# WHAT IS BEING ASKED:
The entries are to be returned exactly as written.

[Excerpts from an interface dataset]
==*==

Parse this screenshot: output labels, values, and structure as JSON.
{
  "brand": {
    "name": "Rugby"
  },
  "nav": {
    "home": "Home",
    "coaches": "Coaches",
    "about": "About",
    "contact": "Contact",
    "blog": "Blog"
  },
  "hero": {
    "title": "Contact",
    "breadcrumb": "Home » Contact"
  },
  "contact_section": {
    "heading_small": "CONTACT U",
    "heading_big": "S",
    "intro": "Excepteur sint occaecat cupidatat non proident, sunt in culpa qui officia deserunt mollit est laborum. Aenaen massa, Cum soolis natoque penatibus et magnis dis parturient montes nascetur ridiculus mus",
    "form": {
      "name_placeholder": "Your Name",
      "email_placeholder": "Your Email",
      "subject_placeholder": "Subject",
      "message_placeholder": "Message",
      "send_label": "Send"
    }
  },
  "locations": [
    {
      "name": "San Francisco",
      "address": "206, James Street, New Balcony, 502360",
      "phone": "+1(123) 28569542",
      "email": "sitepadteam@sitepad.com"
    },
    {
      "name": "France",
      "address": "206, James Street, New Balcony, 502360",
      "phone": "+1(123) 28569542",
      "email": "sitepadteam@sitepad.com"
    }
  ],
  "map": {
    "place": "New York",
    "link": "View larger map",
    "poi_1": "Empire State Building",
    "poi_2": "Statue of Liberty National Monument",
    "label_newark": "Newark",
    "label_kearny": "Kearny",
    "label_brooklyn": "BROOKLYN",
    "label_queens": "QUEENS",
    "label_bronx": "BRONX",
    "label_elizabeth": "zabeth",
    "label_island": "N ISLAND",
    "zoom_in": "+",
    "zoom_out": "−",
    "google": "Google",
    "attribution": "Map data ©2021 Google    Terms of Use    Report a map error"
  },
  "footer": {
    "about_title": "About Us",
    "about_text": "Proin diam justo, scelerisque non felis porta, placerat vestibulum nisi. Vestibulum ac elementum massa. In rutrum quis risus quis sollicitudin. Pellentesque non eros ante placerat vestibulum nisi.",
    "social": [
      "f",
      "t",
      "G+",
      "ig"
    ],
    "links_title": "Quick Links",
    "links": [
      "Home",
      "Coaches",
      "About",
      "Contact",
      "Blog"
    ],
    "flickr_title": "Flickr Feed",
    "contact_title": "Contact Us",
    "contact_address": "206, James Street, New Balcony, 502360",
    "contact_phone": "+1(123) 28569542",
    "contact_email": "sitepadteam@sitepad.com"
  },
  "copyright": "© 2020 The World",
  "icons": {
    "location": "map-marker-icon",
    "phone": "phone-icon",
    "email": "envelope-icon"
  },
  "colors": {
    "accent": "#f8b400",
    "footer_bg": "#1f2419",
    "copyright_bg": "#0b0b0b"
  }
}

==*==

# ANSWER TO THE EXERCISE:
Parse this screenshot: output labels, values, and structure as JSON.
{
  "brand": {
    "name": "Rugby"
  },
  "nav": {
    "home": "Home",
    "coaches": "Coaches",
    "about": "About",
    "contact": "Contact",
    "blog": "Blog"
  },
  "hero": {
    "title": "Contact",
    "breadcrumb": "Home » Contact"
  },
  "contact_section": {
    "heading_small": "CONTACT U",
    "heading_big": "S",
    "intro": "Excepteur sint occaecat cupidatat non proident, sunt in culpa qui officia deserunt mollit est laborum. Aenaen massa, Cum soolis natoque penatibus et magnis dis parturient montes nascetur ridiculus mus",
    "form": {
      "name_placeholder": "Your Name",
      "email_placeholder": "Your Email",
      "subject_placeholder": "Subject",
      "message_placeholder": "Message",
      "send_label": "Send"
    }
  },
  "locations": [
    {
      "name": "San Francisco",
      "address": "206, James Street, New Balcony, 502360",
      "phone": "+1(123) 28569542",
      "email": "sitepadteam@sitepad.com"
    },
    {
      "name": "France",
      "address": "206, James Street, New Balcony, 502360",
      "phone": "+1(123) 28569542",
      "email": "sitepadteam@sitepad.com"
    }
  ],
  "map": {
    "place": "New York",
    "link": "View larger map",
    "poi_1": "Empire State Building",
    "poi_2": "Statue of Liberty National Monument",
    "label_newark": "Newark",
    "label_kearny": "Kearny",
    "label_brooklyn": "BROOKLYN",
    "label_queens": "QUEENS",
    "label_bronx": "BRONX",
    "label_elizabeth": "zabeth",
    "label_island": "N ISLAND",
    "zoom_in": "+",
    "zoom_out": "−",
    "google": "Google",
    "attribution": "Map data ©2021 Google    Terms of Use    Report a map error"
  },
  "footer": {
    "about_title": "About Us",
    "about_text": "Proin diam justo, scelerisque non felis porta, placerat vestibulum nisi. Vestibulum ac elementum massa. In rutrum quis risus quis sollicitudin. Pellentesque non eros ante placerat vestibulum nisi.",
    "social": [
      "f",
      "t",
      "G+",
      "ig"
    ],
    "links_title": "Quick Links",
    "links": [
      "Home",
      "Coaches",
      "About",
      "Contact",
      "Blog"
    ],
    "flickr_title": "Flickr Feed",
    "contact_title": "Contact Us",
    "contact_address": "206, James Street, New Balcony, 502360",
    "contact_phone": "+1(123) 28569542",
    "contact_email": "sitepadteam@sitepad.com"
  },
  "copyright": "© 2020 The World",
  "icons": {
    "location": "map-marker-icon",
    "phone": "phone-icon",
    "email": "envelope-icon"
  },
  "colors": {
    "accent": "#f8b400",
    "footer_bg": "#1f2419",
    "copyright_bg": "#0b0b0b"
  }
}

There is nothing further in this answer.